▶ **WORK ORDER**
Every record that follows should be copied exactly. No picture belongs in the copy.

▶ **RECORDS SUPPLIED**
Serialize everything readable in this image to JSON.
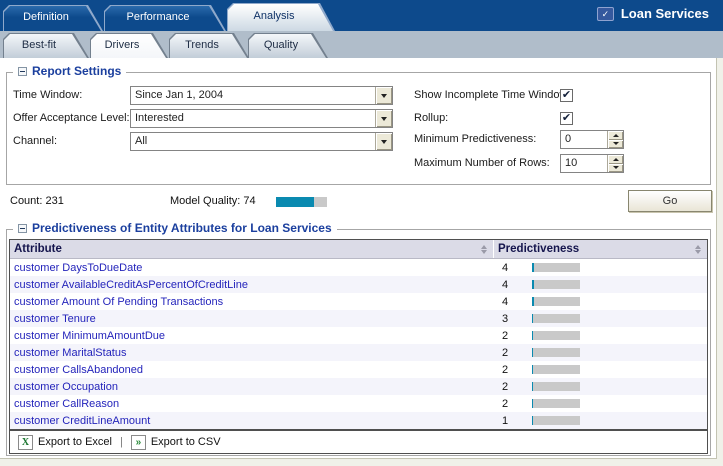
{
  "brand": {
    "logo_label": "Loan Services",
    "icon_glyph": "✓"
  },
  "top_tabs": [
    {
      "label": "Definition",
      "active": false
    },
    {
      "label": "Performance",
      "active": false
    },
    {
      "label": "Analysis",
      "active": true
    }
  ],
  "sub_tabs": [
    {
      "label": "Best-fit",
      "active": false
    },
    {
      "label": "Drivers",
      "active": true
    },
    {
      "label": "Trends",
      "active": false
    },
    {
      "label": "Quality",
      "active": false
    }
  ],
  "report_settings": {
    "legend": "Report Settings",
    "fields_left": [
      {
        "label": "Time Window:",
        "value": "Since Jan 1, 2004",
        "type": "dropdown"
      },
      {
        "label": "Offer Acceptance Level:",
        "value": "Interested",
        "type": "dropdown"
      },
      {
        "label": "Channel:",
        "value": "All",
        "type": "dropdown"
      }
    ],
    "fields_right": [
      {
        "label": "Show Incomplete Time Window:",
        "type": "checkbox",
        "checked": true
      },
      {
        "label": "Rollup:",
        "type": "checkbox",
        "checked": true
      },
      {
        "label": "Minimum Predictiveness:",
        "type": "spinner",
        "value": "0"
      },
      {
        "label": "Maximum Number of Rows:",
        "type": "spinner",
        "value": "10"
      }
    ]
  },
  "status_row": {
    "count_label": "Count: 231",
    "model_quality_label": "Model Quality: 74",
    "model_quality_pct": 74,
    "go_label": "Go"
  },
  "table_section": {
    "legend": "Predictiveness of Entity Attributes for Loan Services",
    "columns": [
      "Attribute",
      "Predictiveness"
    ],
    "bar_scale_max": 100,
    "rows": [
      {
        "attribute": "customer DaysToDueDate",
        "predictiveness": 4
      },
      {
        "attribute": "customer AvailableCreditAsPercentOfCreditLine",
        "predictiveness": 4
      },
      {
        "attribute": "customer Amount Of Pending Transactions",
        "predictiveness": 4
      },
      {
        "attribute": "customer Tenure",
        "predictiveness": 3
      },
      {
        "attribute": "customer MinimumAmountDue",
        "predictiveness": 2
      },
      {
        "attribute": "customer MaritalStatus",
        "predictiveness": 2
      },
      {
        "attribute": "customer CallsAbandoned",
        "predictiveness": 2
      },
      {
        "attribute": "customer Occupation",
        "predictiveness": 2
      },
      {
        "attribute": "customer CallReason",
        "predictiveness": 2
      },
      {
        "attribute": "customer CreditLineAmount",
        "predictiveness": 1
      }
    ]
  },
  "footer": {
    "export_excel_label": "Export to Excel",
    "separator": "|",
    "export_csv_label": "Export to CSV",
    "excel_icon_glyph": "X",
    "csv_icon_glyph": "»"
  },
  "icons": {
    "checkbox_check": "✔"
  },
  "colors": {
    "banner_blue": "#0d4a8c",
    "accent_teal": "#0a8ab0",
    "link_blue": "#2424bb",
    "legend_navy": "#1b3f9e",
    "table_header_bg": "#dbdbe7",
    "subtab_bar": "#b0bdca",
    "row_alt": "#f4f4fb",
    "bar_track_gray": "#c9c9c9"
  }
}
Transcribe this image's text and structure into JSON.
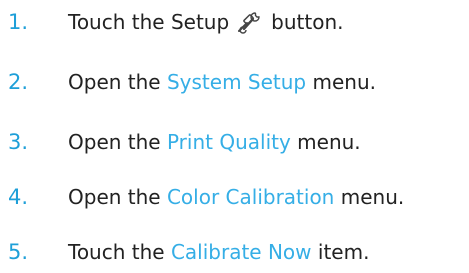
{
  "steps": [
    {
      "number": "1.",
      "before": "Touch the Setup",
      "icon": "setup-wrench-screwdriver-icon",
      "after": "button."
    },
    {
      "number": "2.",
      "before": "Open the",
      "link": "System Setup",
      "after": "menu."
    },
    {
      "number": "3.",
      "before": "Open the",
      "link": "Print Quality",
      "after": "menu."
    },
    {
      "number": "4.",
      "before": "Open the",
      "link": "Color Calibration",
      "after": "menu."
    },
    {
      "number": "5.",
      "before": "Touch the",
      "link": "Calibrate Now",
      "after": "item."
    }
  ],
  "colors": {
    "step_number": "#1e9fd8",
    "link": "#35aee6",
    "text": "#222222"
  }
}
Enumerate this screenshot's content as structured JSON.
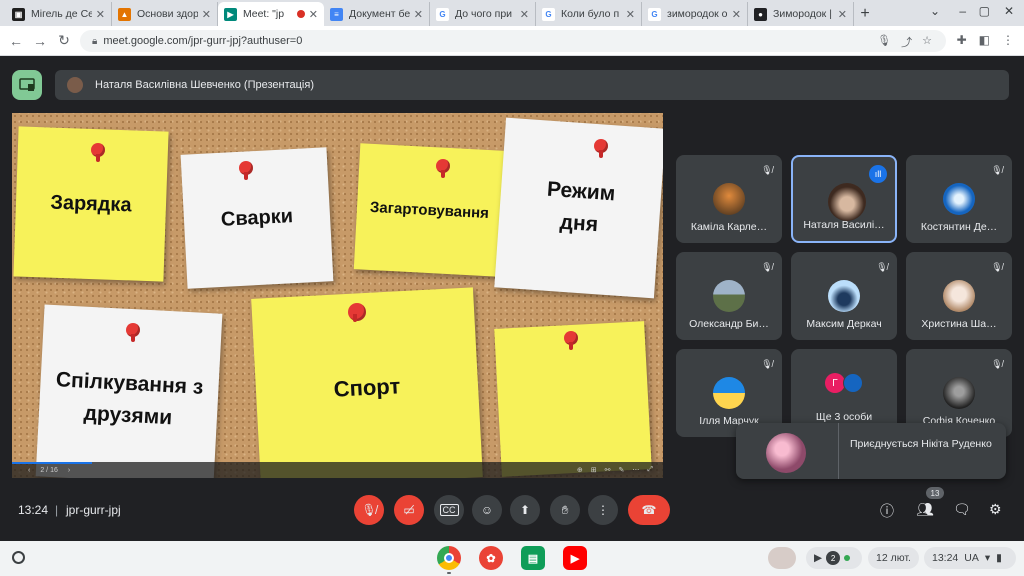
{
  "tabs": [
    {
      "title": "Мігель де Сер",
      "fav_color": "#1f1f1f",
      "fav_glyph": "▣"
    },
    {
      "title": "Основи здоро",
      "fav_color": "#e37400",
      "fav_glyph": "▲"
    },
    {
      "title": "Meet: \"jp",
      "fav_color": "#00897b",
      "fav_glyph": "▶",
      "active": true
    },
    {
      "title": "Документ бе",
      "fav_color": "#4285f4",
      "fav_glyph": "≡"
    },
    {
      "title": "До чого при",
      "fav_color": "#ffffff",
      "fav_glyph": "G"
    },
    {
      "title": "Коли було п",
      "fav_color": "#ffffff",
      "fav_glyph": "G"
    },
    {
      "title": "зимородок о",
      "fav_color": "#ffffff",
      "fav_glyph": "G"
    },
    {
      "title": "Зимородок |",
      "fav_color": "#202124",
      "fav_glyph": "●"
    }
  ],
  "address": {
    "url": "meet.google.com/jpr-gurr-jpj?authuser=0"
  },
  "presenting": {
    "label": "Наталя Василівна Шевченко (Презентація)"
  },
  "slide": {
    "notes": [
      "Зарядка",
      "Сварки",
      "Загартовування",
      "Режим дня",
      "Спілкування з друзями",
      "Спорт",
      ""
    ],
    "page": "2 / 16"
  },
  "participants": [
    {
      "name": "Каміла Карле…",
      "avatar_color": "#6b4a2a"
    },
    {
      "name": "Наталя Василі…",
      "avatar_color": "#5a4436",
      "speaking": true
    },
    {
      "name": "Костянтин Де…",
      "avatar_color": "#1565c0"
    },
    {
      "name": "Олександр Би…",
      "avatar_color": "#6d7f5a"
    },
    {
      "name": "Максим Деркач",
      "avatar_color": "#90caf9"
    },
    {
      "name": "Христина Ша…",
      "avatar_color": "#d7ccc8"
    },
    {
      "name": "Ілля Марчук",
      "avatar_color": "#ffd54f"
    },
    {
      "name": "Ще 3 особи",
      "avatar_color": "#e91e63",
      "more_initial": "Г"
    },
    {
      "name": "Софія Коченко",
      "avatar_color": "#424242"
    }
  ],
  "toast": {
    "text": "Приєднується Нікіта Руденко"
  },
  "controls": {
    "time": "13:24",
    "separator": "|",
    "meeting_code": "jpr-gurr-jpj",
    "participant_count": "13",
    "end_color": "#ea4335"
  },
  "shelf": {
    "date": "12 лют.",
    "time": "13:24",
    "lang": "UA",
    "notif_count": "2"
  }
}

▶ **REPLY TO THE TASK**
Serialize everything readable in this image to JSON.
{
  "brand": {
    "logo_label": "Loan Services",
    "icon_glyph": "✓"
  },
  "top_tabs": [
    {
      "label": "Definition",
      "active": false
    },
    {
      "label": "Performance",
      "active": false
    },
    {
      "label": "Analysis",
      "active": true
    }
  ],
  "sub_tabs": [
    {
      "label": "Best-fit",
      "active": false
    },
    {
      "label": "Drivers",
      "active": true
    },
    {
      "label": "Trends",
      "active": false
    },
    {
      "label": "Quality",
      "active": false
    }
  ],
  "report_settings": {
    "legend": "Report Settings",
    "fields_left": [
      {
        "label": "Time Window:",
        "value": "Since Jan 1, 2004",
        "type": "dropdown"
      },
      {
        "label": "Offer Acceptance Level:",
        "value": "Interested",
        "type": "dropdown"
      },
      {
        "label": "Channel:",
        "value": "All",
        "type": "dropdown"
      }
    ],
    "fields_right": [
      {
        "label": "Show Incomplete Time Window:",
        "type": "checkbox",
        "checked": true
      },
      {
        "label": "Rollup:",
        "type": "checkbox",
        "checked": true
      },
      {
        "label": "Minimum Predictiveness:",
        "type": "spinner",
        "value": "0"
      },
      {
        "label": "Maximum Number of Rows:",
        "type": "spinner",
        "value": "10"
      }
    ]
  },
  "status_row": {
    "count_label": "Count: 231",
    "model_quality_label": "Model Quality: 74",
    "model_quality_pct": 74,
    "go_label": "Go"
  },
  "table_section": {
    "legend": "Predictiveness of Entity Attributes for Loan Services",
    "columns": [
      "Attribute",
      "Predictiveness"
    ],
    "bar_scale_max": 100,
    "rows": [
      {
        "attribute": "customer DaysToDueDate",
        "predictiveness": 4
      },
      {
        "attribute": "customer AvailableCreditAsPercentOfCreditLine",
        "predictiveness": 4
      },
      {
        "attribute": "customer Amount Of Pending Transactions",
        "predictiveness": 4
      },
      {
        "attribute": "customer Tenure",
        "predictiveness": 3
      },
      {
        "attribute": "customer MinimumAmountDue",
        "predictiveness": 2
      },
      {
        "attribute": "customer MaritalStatus",
        "predictiveness": 2
      },
      {
        "attribute": "customer CallsAbandoned",
        "predictiveness": 2
      },
      {
        "attribute": "customer Occupation",
        "predictiveness": 2
      },
      {
        "attribute": "customer CallReason",
        "predictiveness": 2
      },
      {
        "attribute": "customer CreditLineAmount",
        "predictiveness": 1
      }
    ]
  },
  "footer": {
    "export_excel_label": "Export to Excel",
    "separator": "|",
    "export_csv_label": "Export to CSV",
    "excel_icon_glyph": "X",
    "csv_icon_glyph": "»"
  },
  "icons": {
    "checkbox_check": "✔"
  },
  "colors": {
    "banner_blue": "#0d4a8c",
    "accent_teal": "#0a8ab0",
    "link_blue": "#2424bb",
    "legend_navy": "#1b3f9e",
    "table_header_bg": "#dbdbe7",
    "subtab_bar": "#b0bdca",
    "row_alt": "#f4f4fb",
    "bar_track_gray": "#c9c9c9"
  }
}
Transcribe this image's text and structure into JSON.
{
  "steps": [
    {
      "number": "1.",
      "before": "Touch the Setup",
      "icon": "setup-wrench-screwdriver-icon",
      "after": "button."
    },
    {
      "number": "2.",
      "before": "Open the",
      "link": "System Setup",
      "after": "menu."
    },
    {
      "number": "3.",
      "before": "Open the",
      "link": "Print Quality",
      "after": "menu."
    },
    {
      "number": "4.",
      "before": "Open the",
      "link": "Color Calibration",
      "after": "menu."
    },
    {
      "number": "5.",
      "before": "Touch the",
      "link": "Calibrate Now",
      "after": "item."
    }
  ],
  "colors": {
    "step_number": "#1e9fd8",
    "link": "#35aee6",
    "text": "#222222"
  }
}
Enumerate this screenshot's content as structured JSON.
{
  "tabs": [
    {
      "title": "Мігель де Сер",
      "fav_color": "#1f1f1f",
      "fav_glyph": "▣"
    },
    {
      "title": "Основи здоро",
      "fav_color": "#e37400",
      "fav_glyph": "▲"
    },
    {
      "title": "Meet: \"jp",
      "fav_color": "#00897b",
      "fav_glyph": "▶",
      "active": true
    },
    {
      "title": "Документ бе",
      "fav_color": "#4285f4",
      "fav_glyph": "≡"
    },
    {
      "title": "До чого при",
      "fav_color": "#ffffff",
      "fav_glyph": "G"
    },
    {
      "title": "Коли було п",
      "fav_color": "#ffffff",
      "fav_glyph": "G"
    },
    {
      "title": "зимородок о",
      "fav_color": "#ffffff",
      "fav_glyph": "G"
    },
    {
      "title": "Зимородок |",
      "fav_color": "#202124",
      "fav_glyph": "●"
    }
  ],
  "address": {
    "url": "meet.google.com/jpr-gurr-jpj?authuser=0"
  },
  "presenting": {
    "label": "Наталя Василівна Шевченко (Презентація)"
  },
  "slide": {
    "notes": [
      "Зарядка",
      "Сварки",
      "Загартовування",
      "Режим дня",
      "Спілкування з друзями",
      "Спорт",
      ""
    ],
    "page": "2 / 16"
  },
  "participants": [
    {
      "name": "Каміла Карле…",
      "avatar_color": "#6b4a2a"
    },
    {
      "name": "Наталя Василі…",
      "avatar_color": "#5a4436",
      "speaking": true
    },
    {
      "name": "Костянтин Де…",
      "avatar_color": "#1565c0"
    },
    {
      "name": "Олександр Би…",
      "avatar_color": "#6d7f5a"
    },
    {
      "name": "Максим Деркач",
      "avatar_color": "#90caf9"
    },
    {
      "name": "Христина Ша…",
      "avatar_color": "#d7ccc8"
    },
    {
      "name": "Ілля Марчук",
      "avatar_color": "#ffd54f"
    },
    {
      "name": "Ще 3 особи",
      "avatar_color": "#e91e63",
      "more_initial": "Г"
    },
    {
      "name": "Софія Коченко",
      "avatar_color": "#424242"
    }
  ],
  "toast": {
    "text": "Приєднується Нікіта Руденко"
  },
  "controls": {
    "time": "13:24",
    "separator": "|",
    "meeting_code": "jpr-gurr-jpj",
    "participant_count": "13",
    "end_color": "#ea4335"
  },
  "shelf": {
    "date": "12 лют.",
    "time": "13:24",
    "lang": "UA",
    "notif_count": "2"
  }
}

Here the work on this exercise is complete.